Problem: Output all of the entries beneath, exactly as written.

== Segment start ==

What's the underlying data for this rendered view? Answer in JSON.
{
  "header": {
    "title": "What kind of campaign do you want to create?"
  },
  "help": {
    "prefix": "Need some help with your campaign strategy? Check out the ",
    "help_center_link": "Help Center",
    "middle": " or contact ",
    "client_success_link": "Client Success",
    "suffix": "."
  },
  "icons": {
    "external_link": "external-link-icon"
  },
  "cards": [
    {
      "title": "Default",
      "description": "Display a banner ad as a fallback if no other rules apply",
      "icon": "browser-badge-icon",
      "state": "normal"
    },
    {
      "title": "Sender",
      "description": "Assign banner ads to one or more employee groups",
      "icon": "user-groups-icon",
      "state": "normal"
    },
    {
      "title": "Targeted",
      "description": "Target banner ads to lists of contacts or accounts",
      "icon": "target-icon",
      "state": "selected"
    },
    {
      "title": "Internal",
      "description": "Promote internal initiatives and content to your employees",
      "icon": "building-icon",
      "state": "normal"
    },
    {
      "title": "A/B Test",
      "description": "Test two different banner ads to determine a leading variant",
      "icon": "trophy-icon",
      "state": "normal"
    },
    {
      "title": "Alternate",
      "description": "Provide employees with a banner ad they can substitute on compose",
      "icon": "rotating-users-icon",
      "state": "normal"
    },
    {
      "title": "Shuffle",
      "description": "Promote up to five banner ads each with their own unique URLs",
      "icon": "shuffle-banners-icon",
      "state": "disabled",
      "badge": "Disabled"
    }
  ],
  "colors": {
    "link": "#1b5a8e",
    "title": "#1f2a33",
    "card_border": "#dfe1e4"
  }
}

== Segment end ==

Expected answer:
What's the underlying data for this rendered view? Answer in JSON.
{
  "header": {
    "title": "What kind of campaign do you want to create?"
  },
  "help": {
    "prefix": "Need some help with your campaign strategy? Check out the ",
    "help_center_link": "Help Center",
    "middle": " or contact ",
    "client_success_link": "Client Success",
    "suffix": "."
  },
  "icons": {
    "external_link": "external-link-icon"
  },
  "cards": [
    {
      "title": "Default",
      "description": "Display a banner ad as a fallback if no other rules apply",
      "icon": "browser-badge-icon",
      "state": "normal"
    },
    {
      "title": "Sender",
      "description": "Assign banner ads to one or more employee groups",
      "icon": "user-groups-icon",
      "state": "normal"
    },
    {
      "title": "Targeted",
      "description": "Target banner ads to lists of contacts or accounts",
      "icon": "target-icon",
      "state": "selected"
    },
    {
      "title": "Internal",
      "description": "Promote internal initiatives and content to your employees",
      "icon": "building-icon",
      "state": "normal"
    },
    {
      "title": "A/B Test",
      "description": "Test two different banner ads to determine a leading variant",
      "icon": "trophy-icon",
      "state": "normal"
    },
    {
      "title": "Alternate",
      "description": "Provide employees with a banner ad they can substitute on compose",
      "icon": "rotating-users-icon",
      "state": "normal"
    },
    {
      "title": "Shuffle",
      "description": "Promote up to five banner ads each with their own unique URLs",
      "icon": "shuffle-banners-icon",
      "state": "disabled",
      "badge": "Disabled"
    }
  ],
  "colors": {
    "link": "#1b5a8e",
    "title": "#1f2a33",
    "card_border": "#dfe1e4"
  }
}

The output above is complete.